## [Exercise]
Copy each line from the data that has the word "Comments" in it.

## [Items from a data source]
_____
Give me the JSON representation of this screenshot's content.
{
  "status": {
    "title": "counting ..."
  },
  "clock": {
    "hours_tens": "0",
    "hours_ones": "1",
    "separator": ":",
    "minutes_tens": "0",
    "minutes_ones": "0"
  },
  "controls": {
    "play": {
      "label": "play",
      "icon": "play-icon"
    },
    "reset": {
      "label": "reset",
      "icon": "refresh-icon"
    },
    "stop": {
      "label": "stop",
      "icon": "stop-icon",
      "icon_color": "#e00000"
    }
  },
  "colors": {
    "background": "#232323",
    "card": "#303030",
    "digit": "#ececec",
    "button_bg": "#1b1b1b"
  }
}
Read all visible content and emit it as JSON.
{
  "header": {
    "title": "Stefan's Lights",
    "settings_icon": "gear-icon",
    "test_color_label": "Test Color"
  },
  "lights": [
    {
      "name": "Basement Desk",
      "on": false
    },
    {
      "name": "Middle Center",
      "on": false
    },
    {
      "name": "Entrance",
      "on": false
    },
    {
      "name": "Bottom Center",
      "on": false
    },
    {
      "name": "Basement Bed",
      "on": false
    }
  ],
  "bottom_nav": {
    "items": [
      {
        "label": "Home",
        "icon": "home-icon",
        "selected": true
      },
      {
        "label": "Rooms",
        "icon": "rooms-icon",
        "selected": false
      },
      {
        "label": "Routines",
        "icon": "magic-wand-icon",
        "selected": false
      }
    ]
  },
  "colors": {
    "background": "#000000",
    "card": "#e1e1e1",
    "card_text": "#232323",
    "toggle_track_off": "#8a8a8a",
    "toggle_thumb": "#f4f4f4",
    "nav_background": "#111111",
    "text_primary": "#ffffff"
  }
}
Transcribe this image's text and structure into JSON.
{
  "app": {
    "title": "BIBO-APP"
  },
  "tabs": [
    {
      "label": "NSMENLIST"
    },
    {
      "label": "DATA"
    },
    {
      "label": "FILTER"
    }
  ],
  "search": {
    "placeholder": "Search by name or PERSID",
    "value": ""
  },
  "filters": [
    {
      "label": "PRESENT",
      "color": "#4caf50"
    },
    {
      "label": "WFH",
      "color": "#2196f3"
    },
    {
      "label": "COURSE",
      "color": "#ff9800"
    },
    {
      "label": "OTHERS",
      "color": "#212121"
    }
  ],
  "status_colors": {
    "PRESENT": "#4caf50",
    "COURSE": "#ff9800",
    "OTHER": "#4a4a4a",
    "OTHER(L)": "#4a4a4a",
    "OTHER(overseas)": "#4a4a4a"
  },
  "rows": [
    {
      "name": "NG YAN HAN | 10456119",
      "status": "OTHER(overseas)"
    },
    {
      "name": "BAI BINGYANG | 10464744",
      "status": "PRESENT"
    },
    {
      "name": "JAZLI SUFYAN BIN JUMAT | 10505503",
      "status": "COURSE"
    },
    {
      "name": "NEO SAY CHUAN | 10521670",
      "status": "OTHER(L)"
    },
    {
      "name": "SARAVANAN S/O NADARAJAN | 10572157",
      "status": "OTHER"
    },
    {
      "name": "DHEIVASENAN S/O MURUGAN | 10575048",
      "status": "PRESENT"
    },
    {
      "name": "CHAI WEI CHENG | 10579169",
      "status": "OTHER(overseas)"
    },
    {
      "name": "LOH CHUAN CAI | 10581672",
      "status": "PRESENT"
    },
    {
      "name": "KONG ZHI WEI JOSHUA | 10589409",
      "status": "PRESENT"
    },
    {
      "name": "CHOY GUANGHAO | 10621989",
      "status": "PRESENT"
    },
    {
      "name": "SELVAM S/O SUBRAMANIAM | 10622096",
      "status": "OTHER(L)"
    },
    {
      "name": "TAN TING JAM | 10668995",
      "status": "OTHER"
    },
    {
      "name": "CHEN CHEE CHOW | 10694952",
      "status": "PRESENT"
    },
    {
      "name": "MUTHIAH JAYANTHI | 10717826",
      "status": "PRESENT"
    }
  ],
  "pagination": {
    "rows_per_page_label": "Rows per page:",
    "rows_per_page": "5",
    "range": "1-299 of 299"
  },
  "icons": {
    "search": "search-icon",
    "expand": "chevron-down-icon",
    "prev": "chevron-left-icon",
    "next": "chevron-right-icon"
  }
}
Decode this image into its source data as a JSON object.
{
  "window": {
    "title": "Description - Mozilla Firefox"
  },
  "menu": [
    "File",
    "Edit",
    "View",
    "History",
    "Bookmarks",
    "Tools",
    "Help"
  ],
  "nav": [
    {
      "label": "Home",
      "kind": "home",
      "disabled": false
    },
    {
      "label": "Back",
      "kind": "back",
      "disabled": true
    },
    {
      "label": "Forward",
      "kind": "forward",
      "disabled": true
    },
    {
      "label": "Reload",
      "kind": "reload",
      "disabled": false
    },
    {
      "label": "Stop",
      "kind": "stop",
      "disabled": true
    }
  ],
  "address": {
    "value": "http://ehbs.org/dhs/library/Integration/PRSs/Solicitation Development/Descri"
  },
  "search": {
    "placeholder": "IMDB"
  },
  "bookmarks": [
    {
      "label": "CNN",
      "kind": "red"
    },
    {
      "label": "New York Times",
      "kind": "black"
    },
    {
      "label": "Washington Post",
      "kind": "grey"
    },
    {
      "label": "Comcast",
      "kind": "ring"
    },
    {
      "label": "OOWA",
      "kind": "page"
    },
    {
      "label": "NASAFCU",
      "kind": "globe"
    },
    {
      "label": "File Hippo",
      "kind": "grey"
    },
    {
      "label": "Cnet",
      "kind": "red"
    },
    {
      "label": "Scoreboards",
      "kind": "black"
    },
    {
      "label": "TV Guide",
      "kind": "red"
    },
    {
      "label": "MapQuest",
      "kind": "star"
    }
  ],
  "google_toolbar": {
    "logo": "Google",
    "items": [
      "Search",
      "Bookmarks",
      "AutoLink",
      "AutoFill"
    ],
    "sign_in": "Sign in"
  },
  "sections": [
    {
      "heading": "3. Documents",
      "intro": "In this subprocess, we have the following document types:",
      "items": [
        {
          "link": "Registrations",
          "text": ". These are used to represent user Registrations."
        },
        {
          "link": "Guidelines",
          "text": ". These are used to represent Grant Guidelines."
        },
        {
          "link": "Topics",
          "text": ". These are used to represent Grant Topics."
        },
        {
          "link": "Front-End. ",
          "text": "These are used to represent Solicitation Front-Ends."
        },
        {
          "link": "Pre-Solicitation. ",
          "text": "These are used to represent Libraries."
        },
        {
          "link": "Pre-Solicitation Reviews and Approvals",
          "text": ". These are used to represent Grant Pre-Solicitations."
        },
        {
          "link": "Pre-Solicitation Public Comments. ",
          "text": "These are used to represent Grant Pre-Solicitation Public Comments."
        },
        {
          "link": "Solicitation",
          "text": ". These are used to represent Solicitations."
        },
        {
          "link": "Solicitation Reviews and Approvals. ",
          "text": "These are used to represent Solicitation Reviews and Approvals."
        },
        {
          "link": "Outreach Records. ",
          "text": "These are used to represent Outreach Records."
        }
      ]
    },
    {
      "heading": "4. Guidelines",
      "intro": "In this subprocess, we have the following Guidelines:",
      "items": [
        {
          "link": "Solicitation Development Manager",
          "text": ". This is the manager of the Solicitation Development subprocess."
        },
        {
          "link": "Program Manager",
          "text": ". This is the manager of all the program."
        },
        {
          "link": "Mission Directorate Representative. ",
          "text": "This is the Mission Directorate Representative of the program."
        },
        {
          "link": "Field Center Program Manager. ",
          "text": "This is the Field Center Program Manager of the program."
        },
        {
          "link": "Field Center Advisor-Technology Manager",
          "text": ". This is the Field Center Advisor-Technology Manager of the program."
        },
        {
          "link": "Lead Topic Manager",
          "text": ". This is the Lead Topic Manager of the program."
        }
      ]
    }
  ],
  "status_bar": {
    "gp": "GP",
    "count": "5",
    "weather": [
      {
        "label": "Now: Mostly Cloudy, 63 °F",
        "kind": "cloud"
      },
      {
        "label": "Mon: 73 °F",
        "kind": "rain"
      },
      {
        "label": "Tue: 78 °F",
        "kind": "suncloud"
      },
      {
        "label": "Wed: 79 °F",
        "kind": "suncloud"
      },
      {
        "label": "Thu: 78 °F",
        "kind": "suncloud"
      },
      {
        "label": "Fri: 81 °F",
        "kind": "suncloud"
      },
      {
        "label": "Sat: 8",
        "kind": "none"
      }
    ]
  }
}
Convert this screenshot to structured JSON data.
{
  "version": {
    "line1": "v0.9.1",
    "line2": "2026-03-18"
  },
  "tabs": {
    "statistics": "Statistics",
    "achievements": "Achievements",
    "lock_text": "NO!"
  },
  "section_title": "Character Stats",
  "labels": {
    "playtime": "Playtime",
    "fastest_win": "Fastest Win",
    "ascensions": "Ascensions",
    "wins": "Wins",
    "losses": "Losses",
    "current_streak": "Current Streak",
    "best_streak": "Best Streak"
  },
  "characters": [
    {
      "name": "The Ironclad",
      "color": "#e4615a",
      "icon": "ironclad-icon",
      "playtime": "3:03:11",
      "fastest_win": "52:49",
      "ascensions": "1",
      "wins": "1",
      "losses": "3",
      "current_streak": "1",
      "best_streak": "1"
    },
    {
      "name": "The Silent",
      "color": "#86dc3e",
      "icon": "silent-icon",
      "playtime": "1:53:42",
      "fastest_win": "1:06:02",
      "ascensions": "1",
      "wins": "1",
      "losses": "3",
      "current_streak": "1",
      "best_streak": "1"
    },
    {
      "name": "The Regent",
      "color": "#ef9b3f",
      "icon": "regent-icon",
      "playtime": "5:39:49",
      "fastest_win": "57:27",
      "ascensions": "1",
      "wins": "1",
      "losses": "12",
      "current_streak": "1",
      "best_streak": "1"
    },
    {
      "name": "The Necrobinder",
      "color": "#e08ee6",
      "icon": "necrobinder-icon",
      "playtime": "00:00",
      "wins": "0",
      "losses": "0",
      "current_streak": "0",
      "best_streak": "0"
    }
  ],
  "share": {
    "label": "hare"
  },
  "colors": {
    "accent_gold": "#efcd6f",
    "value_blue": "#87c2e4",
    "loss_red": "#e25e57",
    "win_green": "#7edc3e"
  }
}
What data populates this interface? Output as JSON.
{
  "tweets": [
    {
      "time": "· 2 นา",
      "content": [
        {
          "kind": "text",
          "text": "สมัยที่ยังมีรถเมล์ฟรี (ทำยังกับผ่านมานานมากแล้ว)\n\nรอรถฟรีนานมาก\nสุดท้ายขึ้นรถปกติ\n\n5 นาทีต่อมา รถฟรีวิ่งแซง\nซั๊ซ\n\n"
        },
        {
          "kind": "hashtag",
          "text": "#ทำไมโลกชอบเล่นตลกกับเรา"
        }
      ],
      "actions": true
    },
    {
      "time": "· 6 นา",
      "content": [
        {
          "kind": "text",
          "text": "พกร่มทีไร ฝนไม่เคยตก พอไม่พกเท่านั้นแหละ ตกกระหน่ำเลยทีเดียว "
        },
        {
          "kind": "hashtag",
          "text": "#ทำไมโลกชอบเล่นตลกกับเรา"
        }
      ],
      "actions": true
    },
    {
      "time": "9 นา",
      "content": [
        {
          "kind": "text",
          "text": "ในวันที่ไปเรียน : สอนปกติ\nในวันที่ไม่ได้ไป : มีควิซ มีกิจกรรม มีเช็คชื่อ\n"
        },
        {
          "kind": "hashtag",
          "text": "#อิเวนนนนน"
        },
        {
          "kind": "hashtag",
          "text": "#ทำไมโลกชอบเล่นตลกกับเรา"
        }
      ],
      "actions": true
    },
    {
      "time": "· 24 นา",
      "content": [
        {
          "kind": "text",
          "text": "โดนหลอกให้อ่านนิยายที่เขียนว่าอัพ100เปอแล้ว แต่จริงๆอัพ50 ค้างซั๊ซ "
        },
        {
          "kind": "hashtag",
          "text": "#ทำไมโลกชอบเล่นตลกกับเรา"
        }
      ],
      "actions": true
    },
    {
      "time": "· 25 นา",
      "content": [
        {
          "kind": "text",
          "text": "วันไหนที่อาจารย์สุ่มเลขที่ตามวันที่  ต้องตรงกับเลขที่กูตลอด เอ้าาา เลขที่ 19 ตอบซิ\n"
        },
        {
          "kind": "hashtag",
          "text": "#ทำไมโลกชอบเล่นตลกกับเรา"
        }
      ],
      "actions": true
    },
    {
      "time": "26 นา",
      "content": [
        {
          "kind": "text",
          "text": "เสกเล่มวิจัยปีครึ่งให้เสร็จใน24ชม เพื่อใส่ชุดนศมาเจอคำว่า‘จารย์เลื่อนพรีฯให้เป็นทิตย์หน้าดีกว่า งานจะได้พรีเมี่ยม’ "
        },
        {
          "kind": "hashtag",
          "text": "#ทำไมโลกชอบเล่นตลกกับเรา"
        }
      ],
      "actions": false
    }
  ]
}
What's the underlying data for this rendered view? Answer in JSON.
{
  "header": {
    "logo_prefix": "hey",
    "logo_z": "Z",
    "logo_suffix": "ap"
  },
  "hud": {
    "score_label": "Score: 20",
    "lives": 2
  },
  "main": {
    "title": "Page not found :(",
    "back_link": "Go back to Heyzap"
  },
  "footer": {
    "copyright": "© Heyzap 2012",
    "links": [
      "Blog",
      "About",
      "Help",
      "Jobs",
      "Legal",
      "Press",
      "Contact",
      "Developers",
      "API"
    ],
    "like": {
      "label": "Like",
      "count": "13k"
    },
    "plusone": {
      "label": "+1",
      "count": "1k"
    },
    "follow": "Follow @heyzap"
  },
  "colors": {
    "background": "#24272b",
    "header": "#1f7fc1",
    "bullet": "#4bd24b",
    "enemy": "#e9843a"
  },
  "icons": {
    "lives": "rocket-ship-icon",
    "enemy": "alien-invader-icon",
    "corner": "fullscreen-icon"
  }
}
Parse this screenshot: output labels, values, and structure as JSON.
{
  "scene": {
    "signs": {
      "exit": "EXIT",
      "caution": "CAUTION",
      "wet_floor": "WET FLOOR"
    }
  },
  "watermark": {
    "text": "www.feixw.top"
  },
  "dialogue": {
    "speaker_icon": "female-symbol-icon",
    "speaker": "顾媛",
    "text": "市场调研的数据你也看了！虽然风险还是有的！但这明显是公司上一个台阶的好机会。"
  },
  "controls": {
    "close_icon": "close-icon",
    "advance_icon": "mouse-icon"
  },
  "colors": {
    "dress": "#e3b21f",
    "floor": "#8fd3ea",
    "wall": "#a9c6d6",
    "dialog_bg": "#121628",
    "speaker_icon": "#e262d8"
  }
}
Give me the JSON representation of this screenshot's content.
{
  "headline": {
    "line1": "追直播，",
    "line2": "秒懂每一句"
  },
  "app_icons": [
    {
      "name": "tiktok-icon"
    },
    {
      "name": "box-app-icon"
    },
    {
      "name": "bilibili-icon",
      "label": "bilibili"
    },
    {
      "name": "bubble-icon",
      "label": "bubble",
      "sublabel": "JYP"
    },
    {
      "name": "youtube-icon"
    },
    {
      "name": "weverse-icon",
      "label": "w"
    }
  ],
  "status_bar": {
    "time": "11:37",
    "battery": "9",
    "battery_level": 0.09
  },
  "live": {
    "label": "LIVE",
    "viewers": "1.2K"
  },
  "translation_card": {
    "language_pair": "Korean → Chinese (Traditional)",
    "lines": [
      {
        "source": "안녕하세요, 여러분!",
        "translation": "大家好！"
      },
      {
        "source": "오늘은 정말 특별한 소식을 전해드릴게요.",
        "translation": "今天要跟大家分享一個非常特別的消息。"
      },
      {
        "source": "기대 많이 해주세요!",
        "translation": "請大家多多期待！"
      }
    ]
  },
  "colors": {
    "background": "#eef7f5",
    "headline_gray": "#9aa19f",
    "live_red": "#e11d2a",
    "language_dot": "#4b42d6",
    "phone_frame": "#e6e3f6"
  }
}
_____
## [Exercise response]
          "link": "Pre-Solicitation Public Comments. ",
          "text": "These are used to represent Grant Pre-Solicitation Public Comments."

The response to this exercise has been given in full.